Task instructions
Extract each line of the records below that contains the word "name".

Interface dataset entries
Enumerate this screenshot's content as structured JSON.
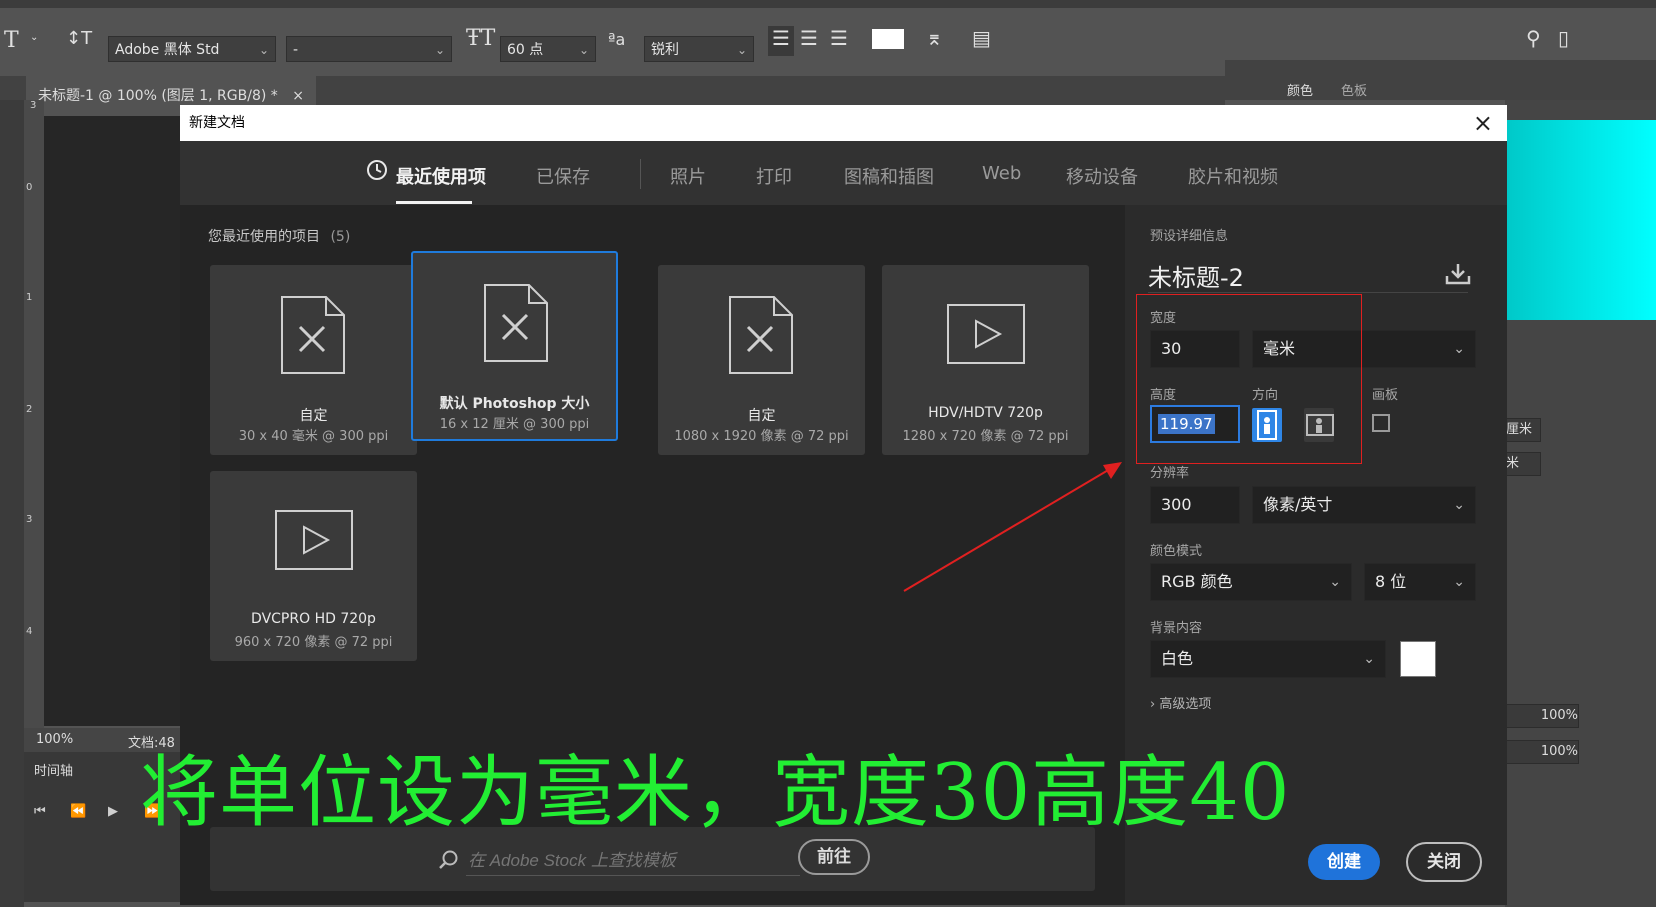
{
  "app": {
    "doc_tab_title": "未标题-1 @ 100% (图层 1, RGB/8) *",
    "doc_tab_close": "×",
    "status_zoom": "100%",
    "status_doc": "文档:48",
    "timeline_label": "时间轴",
    "ruler_marks": [
      "3",
      "0",
      "1",
      "2",
      "3",
      "4"
    ]
  },
  "options_bar": {
    "tool_glyph": "T",
    "font_family": "Adobe 黑体 Std",
    "font_style": "-",
    "font_size": "60 点",
    "aa_method": "锐利"
  },
  "right_panels": {
    "tab_color": "颜色",
    "tab_swatches": "色板",
    "unit_mm_1": "厘米",
    "unit_mm_2": "米",
    "opacity_1": "100%",
    "opacity_2": "100%"
  },
  "dialog": {
    "title": "新建文档",
    "close_glyph": "×",
    "tabs": [
      {
        "label": "最近使用项",
        "active": true
      },
      {
        "label": "已保存",
        "active": false
      },
      {
        "label": "照片",
        "active": false
      },
      {
        "label": "打印",
        "active": false
      },
      {
        "label": "图稿和插图",
        "active": false
      },
      {
        "label": "Web",
        "active": false
      },
      {
        "label": "移动设备",
        "active": false
      },
      {
        "label": "胶片和视频",
        "active": false
      }
    ],
    "recent_header": "您最近使用的项目",
    "recent_count": "(5)",
    "recent_items": [
      {
        "name": "自定",
        "spec": "30 x 40 毫米 @ 300 ppi",
        "icon": "document-icon"
      },
      {
        "name": "默认 Photoshop 大小",
        "spec": "16 x 12 厘米 @ 300 ppi",
        "icon": "document-icon",
        "selected": true
      },
      {
        "name": "自定",
        "spec": "1080 x 1920 像素 @ 72 ppi",
        "icon": "document-icon"
      },
      {
        "name": "HDV/HDTV 720p",
        "spec": "1280 x 720 像素 @ 72 ppi",
        "icon": "video-icon"
      },
      {
        "name": "DVCPRO HD 720p",
        "spec": "960 x 720 像素 @ 72 ppi",
        "icon": "video-icon"
      }
    ],
    "search": {
      "placeholder": "在 Adobe Stock 上查找模板",
      "go_label": "前往"
    },
    "preset": {
      "section_title": "预设详细信息",
      "name": "未标题-2",
      "width_label": "宽度",
      "width_value": "30",
      "width_unit": "毫米",
      "height_label": "高度",
      "height_value": "119.97",
      "orientation_label": "方向",
      "artboard_label": "画板",
      "resolution_label": "分辨率",
      "resolution_value": "300",
      "resolution_unit": "像素/英寸",
      "color_mode_label": "颜色模式",
      "color_mode_value": "RGB 颜色",
      "bit_depth_value": "8 位",
      "background_label": "背景内容",
      "background_value": "白色",
      "advanced_label": "高级选项",
      "create_label": "创建",
      "close_label": "关闭"
    }
  },
  "annotation": {
    "caption": "将单位设为毫米，宽度30高度40",
    "caption_color": "#22ee33",
    "highlight_color": "#e02020"
  },
  "colors": {
    "accent": "#1f73da",
    "selection_border": "#1f7bdc"
  }
}
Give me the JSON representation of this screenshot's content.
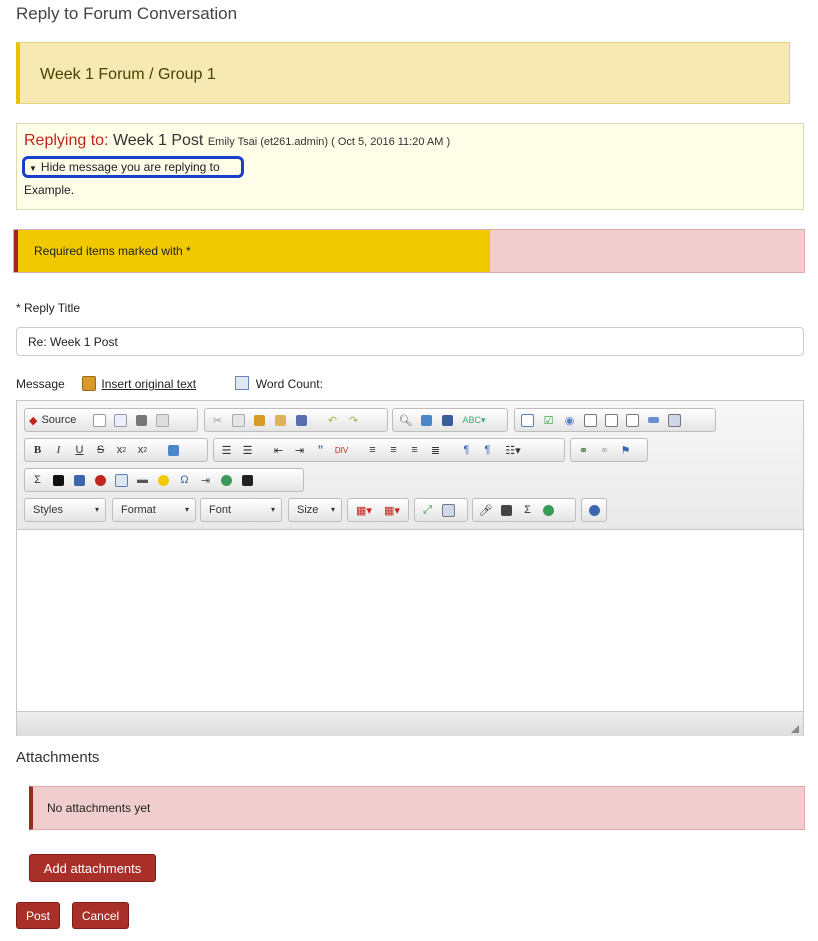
{
  "page": {
    "title": "Reply to Forum Conversation"
  },
  "forum": {
    "name": "Week 1 Forum / Group 1"
  },
  "reply": {
    "label": "Replying to:",
    "title": "Week 1 Post",
    "meta": "Emily Tsai (et261.admin) ( Oct 5, 2016 11:20 AM )",
    "toggle": "Hide message you are replying to",
    "body": "Example."
  },
  "required": {
    "text": "Required items marked with *"
  },
  "form": {
    "reply_title_label": "* Reply Title",
    "reply_title_value": "Re: Week 1 Post",
    "message_label": "Message",
    "insert_link": "Insert original text",
    "word_count": "Word Count:"
  },
  "editor": {
    "source_label": "Source",
    "combos": [
      "Styles",
      "Format",
      "Font",
      "Size"
    ]
  },
  "attachments": {
    "title": "Attachments",
    "empty_text": "No attachments yet",
    "add_button": "Add attachments"
  },
  "actions": {
    "post": "Post",
    "cancel": "Cancel"
  },
  "colors": {
    "accent": "#a83028",
    "notice": "#f0c900",
    "focus_ring": "#1a3fc9"
  }
}
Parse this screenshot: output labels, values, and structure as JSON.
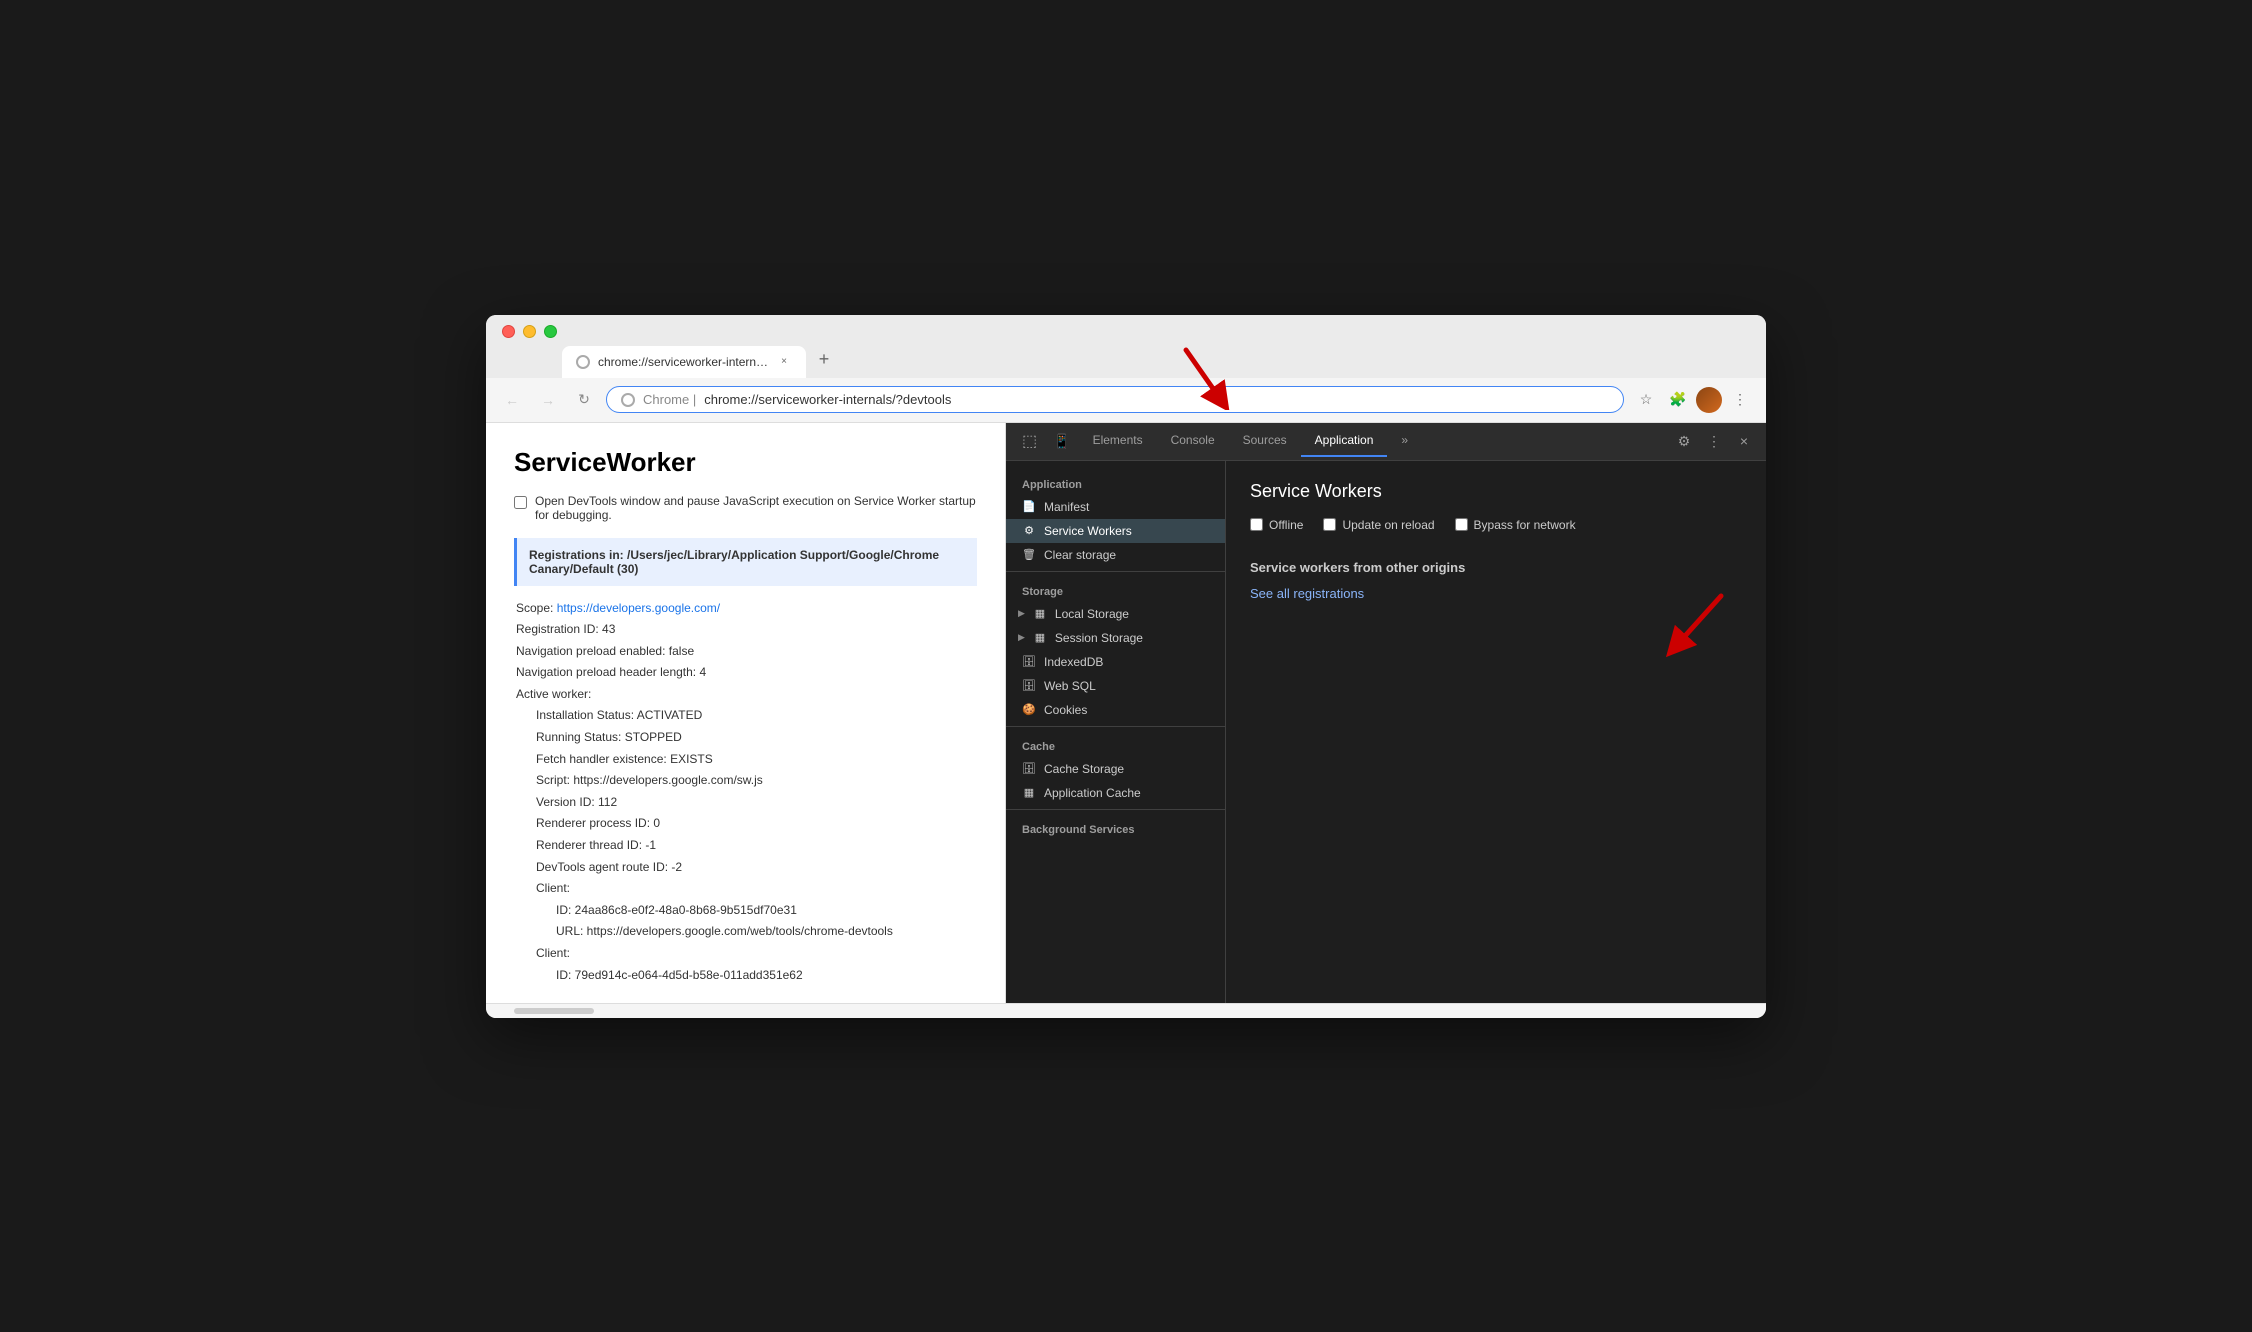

Result of the exercise
        "name": "自定",
        "name": "默认 Photoshop 大小",
        "name": "自定",
        "name": "HDV/HDTV 720p",
        "name": "DVCPRO HD 720p",
      "name": "未标题-2",
    "name": "Week 1 Forum / Group 1"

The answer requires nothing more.